Entries from a dataset of interfaces:
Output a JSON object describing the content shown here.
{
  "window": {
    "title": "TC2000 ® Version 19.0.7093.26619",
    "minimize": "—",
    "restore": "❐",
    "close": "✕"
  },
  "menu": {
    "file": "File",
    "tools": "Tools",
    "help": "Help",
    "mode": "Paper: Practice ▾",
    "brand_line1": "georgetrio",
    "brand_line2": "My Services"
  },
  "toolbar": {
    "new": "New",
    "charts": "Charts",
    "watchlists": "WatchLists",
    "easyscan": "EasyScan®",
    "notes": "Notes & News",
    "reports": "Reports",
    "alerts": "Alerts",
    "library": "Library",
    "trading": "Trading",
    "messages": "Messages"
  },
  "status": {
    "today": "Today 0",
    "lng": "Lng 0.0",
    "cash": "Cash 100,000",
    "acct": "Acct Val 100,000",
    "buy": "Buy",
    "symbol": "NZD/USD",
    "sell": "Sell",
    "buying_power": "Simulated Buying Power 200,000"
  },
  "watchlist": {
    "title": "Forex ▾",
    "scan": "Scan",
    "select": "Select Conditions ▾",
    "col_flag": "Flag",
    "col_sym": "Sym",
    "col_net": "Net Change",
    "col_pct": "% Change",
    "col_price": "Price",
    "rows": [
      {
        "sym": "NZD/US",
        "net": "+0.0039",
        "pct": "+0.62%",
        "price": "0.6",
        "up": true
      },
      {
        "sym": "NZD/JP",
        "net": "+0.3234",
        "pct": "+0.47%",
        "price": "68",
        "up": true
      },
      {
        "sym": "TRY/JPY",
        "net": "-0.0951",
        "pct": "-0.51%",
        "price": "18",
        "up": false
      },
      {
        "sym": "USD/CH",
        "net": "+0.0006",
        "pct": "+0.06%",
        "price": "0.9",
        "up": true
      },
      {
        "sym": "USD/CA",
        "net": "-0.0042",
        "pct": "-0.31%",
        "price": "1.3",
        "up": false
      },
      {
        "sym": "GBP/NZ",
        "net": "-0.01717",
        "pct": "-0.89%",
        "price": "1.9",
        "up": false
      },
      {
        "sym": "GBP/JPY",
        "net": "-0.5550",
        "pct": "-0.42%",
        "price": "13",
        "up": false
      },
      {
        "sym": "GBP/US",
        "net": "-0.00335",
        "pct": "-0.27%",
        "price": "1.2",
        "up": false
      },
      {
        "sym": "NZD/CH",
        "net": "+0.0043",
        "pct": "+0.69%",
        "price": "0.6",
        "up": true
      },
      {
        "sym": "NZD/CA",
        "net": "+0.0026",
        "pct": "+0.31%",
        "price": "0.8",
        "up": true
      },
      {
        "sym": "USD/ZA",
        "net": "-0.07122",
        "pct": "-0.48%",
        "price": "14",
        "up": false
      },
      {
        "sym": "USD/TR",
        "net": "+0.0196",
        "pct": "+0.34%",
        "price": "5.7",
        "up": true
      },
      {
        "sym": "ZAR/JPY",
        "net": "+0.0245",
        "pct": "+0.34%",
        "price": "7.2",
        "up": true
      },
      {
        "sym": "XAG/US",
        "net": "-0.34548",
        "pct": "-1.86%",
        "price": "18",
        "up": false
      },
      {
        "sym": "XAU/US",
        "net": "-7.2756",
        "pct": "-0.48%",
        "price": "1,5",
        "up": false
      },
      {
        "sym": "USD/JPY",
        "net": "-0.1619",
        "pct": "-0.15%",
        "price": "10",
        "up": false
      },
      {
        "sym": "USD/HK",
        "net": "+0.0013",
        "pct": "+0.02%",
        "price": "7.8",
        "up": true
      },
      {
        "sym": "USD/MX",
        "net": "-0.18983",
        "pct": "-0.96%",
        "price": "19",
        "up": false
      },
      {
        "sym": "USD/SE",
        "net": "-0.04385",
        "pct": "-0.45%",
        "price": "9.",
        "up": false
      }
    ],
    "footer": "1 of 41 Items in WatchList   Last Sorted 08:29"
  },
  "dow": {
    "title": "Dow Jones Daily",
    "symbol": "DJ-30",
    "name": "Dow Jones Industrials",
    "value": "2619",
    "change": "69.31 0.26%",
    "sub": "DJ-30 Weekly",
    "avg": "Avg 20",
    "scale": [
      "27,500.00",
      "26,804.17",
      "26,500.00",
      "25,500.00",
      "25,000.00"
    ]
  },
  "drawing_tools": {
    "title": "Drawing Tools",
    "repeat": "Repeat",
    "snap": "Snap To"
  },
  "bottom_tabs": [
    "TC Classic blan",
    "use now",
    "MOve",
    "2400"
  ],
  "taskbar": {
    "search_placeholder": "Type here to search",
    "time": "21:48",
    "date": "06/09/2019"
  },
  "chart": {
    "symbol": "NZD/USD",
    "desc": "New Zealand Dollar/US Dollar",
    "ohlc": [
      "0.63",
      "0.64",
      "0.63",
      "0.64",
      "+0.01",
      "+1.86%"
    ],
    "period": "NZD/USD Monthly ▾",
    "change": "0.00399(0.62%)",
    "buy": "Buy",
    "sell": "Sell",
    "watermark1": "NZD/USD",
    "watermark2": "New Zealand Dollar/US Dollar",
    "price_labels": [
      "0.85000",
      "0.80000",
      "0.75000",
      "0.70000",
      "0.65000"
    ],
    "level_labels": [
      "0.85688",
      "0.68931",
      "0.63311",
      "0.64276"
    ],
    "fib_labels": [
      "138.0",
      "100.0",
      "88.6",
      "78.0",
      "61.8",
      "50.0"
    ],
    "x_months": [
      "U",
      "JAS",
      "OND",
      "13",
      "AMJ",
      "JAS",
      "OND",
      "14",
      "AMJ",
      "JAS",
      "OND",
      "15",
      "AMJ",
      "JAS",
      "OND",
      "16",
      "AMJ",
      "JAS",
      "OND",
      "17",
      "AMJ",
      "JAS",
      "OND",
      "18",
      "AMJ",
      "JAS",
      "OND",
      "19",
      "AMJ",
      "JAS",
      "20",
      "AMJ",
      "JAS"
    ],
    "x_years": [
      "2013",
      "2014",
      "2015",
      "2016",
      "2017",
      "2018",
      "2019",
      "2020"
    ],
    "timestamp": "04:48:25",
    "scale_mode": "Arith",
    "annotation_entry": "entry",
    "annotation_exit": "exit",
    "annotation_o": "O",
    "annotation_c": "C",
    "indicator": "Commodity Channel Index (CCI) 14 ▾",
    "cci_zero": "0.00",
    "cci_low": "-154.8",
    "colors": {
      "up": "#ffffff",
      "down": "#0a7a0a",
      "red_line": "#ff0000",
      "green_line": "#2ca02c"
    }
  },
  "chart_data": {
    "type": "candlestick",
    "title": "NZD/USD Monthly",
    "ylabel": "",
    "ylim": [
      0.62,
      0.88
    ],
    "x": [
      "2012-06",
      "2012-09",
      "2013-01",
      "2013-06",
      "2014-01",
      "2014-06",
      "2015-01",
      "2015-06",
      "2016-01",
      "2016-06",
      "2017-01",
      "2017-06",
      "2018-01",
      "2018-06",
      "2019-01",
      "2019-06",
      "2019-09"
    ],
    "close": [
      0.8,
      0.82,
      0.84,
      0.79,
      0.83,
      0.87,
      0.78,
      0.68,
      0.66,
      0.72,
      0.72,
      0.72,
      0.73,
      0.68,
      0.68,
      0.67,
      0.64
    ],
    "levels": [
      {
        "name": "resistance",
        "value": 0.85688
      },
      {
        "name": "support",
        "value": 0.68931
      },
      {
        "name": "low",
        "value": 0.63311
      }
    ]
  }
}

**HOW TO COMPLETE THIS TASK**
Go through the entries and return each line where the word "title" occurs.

**RESULT FOR THIS EXERCISE**
    "title": "TC2000 ® Version 19.0.7093.26619",
    "title": "Forex ▾",
    "title": "Dow Jones Daily",
    "title": "Drawing Tools",
    "title": "NZD/USD Monthly",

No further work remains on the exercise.